Bill Gates antitrust deposition for sale on eBay

An eBay seller is hawking a little piece of Silicon Valley history -- an 11-DVD set of Microsoft Corp. Chairman and Chief Architect Bill Gates' 1998 deposition recorded shortly before the U.S. Department of Justice brought its antitrust lawsuit against his company.

According to the posting for the item, listed under the title "the Bill Gates triumph valley pirates nerds of silicon," the DVDs include more than 17 hours of footage of "un-rehearsed and uncensored Bill Gates answering hundreds of probing questions before the United States Government."

The listing for the DVDs can be found at:


"This will reveal to you a deep view into the mind of Bill Gates," according to the posting. "Some of what he says will make you laugh, some will make you angry and much will enlighten you. Excellent material for learning, or research for the future Bill Gates business-person, and a clear and unprecedented understanding of the man behind the corporate giant known as Microsoft."

The seller of the item -- which is listed as being located in Little Rock, Arkansas -- goes by the e-Bay user name of "true-view" but his real name is Dave Mitchell, according to an e-mail sent to a mailing list alerting people of the e-Bay auction.

"[I] wanted to let you know I'm finally selling my 11-disc DVD set of Bill Gates' 1998 video deposition," he wrote in the e-mail. "This was recorded shortly before Microsoft was declared an illegal monopoly."

The auction started on Oct. 29 and runs until Nov. 5. Mitchell set the starting bid at US$60; at press time, there were no bids for the item.

Gates' original video-taped deposition, which was played in court during the antitrust case, elicited laughter from U.S. District Court Judge Thomas Penfield Jackson, who was presiding over the case.
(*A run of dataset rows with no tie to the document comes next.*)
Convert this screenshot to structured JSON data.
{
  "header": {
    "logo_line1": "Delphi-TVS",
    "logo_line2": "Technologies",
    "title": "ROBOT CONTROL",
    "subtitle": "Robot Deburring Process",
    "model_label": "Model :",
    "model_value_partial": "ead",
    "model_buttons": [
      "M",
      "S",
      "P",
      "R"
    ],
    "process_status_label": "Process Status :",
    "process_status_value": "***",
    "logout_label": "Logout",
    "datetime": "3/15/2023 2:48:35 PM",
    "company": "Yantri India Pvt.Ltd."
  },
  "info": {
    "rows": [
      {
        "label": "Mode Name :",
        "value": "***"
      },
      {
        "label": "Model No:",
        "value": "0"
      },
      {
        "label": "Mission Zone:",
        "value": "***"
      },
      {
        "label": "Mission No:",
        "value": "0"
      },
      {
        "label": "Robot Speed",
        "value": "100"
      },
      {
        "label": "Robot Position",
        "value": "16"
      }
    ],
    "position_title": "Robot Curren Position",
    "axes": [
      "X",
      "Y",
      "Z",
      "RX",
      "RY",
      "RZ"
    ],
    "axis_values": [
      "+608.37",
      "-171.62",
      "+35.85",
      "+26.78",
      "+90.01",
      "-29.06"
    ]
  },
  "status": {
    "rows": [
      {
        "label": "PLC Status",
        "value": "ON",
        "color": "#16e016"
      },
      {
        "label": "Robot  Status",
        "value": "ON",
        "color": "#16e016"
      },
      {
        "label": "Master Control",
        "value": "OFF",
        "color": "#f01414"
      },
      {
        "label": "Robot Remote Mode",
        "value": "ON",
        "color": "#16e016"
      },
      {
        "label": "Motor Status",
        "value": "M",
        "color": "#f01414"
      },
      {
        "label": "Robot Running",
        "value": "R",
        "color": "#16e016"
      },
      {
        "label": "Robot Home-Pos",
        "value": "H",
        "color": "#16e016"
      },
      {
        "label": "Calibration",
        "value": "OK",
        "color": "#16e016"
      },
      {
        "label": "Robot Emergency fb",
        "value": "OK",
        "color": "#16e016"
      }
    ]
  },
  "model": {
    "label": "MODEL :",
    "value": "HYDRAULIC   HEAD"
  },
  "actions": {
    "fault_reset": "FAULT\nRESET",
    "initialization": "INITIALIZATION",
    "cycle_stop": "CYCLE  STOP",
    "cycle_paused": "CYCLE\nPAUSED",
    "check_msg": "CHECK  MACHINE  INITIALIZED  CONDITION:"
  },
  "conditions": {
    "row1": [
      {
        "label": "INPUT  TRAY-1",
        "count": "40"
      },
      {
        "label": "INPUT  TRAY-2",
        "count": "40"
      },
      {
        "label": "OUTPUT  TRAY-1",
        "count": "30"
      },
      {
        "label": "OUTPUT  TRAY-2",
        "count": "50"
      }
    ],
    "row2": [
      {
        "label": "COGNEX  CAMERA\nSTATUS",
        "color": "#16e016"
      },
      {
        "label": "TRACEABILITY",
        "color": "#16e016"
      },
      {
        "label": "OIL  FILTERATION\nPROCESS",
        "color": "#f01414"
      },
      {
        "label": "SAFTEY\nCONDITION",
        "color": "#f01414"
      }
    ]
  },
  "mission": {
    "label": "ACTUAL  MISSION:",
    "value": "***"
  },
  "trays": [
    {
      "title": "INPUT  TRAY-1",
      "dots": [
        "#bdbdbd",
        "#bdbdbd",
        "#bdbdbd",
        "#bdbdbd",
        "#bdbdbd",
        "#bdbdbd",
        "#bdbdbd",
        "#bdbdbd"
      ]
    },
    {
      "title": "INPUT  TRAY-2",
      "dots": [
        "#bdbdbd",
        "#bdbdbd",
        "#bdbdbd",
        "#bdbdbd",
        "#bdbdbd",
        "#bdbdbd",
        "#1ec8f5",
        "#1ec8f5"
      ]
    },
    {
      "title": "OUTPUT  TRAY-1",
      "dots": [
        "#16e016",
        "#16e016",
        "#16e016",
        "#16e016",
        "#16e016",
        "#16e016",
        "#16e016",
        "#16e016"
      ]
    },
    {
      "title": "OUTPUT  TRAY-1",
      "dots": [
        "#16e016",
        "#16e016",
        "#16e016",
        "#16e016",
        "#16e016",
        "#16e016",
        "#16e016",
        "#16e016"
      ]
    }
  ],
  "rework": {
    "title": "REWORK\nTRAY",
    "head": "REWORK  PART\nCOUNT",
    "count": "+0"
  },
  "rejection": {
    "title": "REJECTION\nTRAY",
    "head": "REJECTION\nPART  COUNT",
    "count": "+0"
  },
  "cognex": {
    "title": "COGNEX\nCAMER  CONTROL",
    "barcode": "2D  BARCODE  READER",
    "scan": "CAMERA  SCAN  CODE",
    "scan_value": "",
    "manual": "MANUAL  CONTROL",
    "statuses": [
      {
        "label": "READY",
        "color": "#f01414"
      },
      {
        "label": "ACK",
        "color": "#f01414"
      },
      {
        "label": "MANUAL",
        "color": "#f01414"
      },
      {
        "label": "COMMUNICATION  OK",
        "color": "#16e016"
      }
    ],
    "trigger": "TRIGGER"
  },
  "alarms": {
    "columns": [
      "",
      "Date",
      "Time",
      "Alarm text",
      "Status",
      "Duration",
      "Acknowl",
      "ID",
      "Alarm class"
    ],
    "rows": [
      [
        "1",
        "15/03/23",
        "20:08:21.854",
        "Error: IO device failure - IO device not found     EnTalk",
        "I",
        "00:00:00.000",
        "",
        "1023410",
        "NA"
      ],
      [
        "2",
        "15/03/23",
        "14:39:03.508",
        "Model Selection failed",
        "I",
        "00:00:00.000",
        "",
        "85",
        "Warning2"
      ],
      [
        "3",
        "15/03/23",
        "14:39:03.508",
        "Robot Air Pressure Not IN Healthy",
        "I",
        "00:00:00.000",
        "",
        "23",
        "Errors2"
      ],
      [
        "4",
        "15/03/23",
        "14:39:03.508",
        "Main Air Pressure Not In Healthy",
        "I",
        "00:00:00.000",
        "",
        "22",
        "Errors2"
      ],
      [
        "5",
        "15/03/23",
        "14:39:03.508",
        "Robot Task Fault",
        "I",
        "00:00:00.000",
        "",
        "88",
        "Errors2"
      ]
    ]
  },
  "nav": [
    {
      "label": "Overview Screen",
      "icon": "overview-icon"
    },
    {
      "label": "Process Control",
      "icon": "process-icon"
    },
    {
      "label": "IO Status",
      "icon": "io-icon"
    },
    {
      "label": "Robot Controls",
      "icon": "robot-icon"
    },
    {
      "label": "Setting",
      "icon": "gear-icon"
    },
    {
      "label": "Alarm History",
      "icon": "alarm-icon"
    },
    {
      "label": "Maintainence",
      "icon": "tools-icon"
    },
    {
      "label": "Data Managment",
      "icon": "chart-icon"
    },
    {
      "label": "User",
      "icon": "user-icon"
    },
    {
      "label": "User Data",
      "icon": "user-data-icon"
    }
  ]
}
Media reports at the time said the video showed Gates in an unfavorable light, as he appeared uncooperative and petulant under interrogation.

Gates' video-taped deposition also was made public to media outlets, many of whom posted video clips and transcribed excerpts on their Web sites. Clips from the deposition are still available on the Web in media archives, and in hard-copy form at libraries.

Mitchell did not respond to requests for an interview.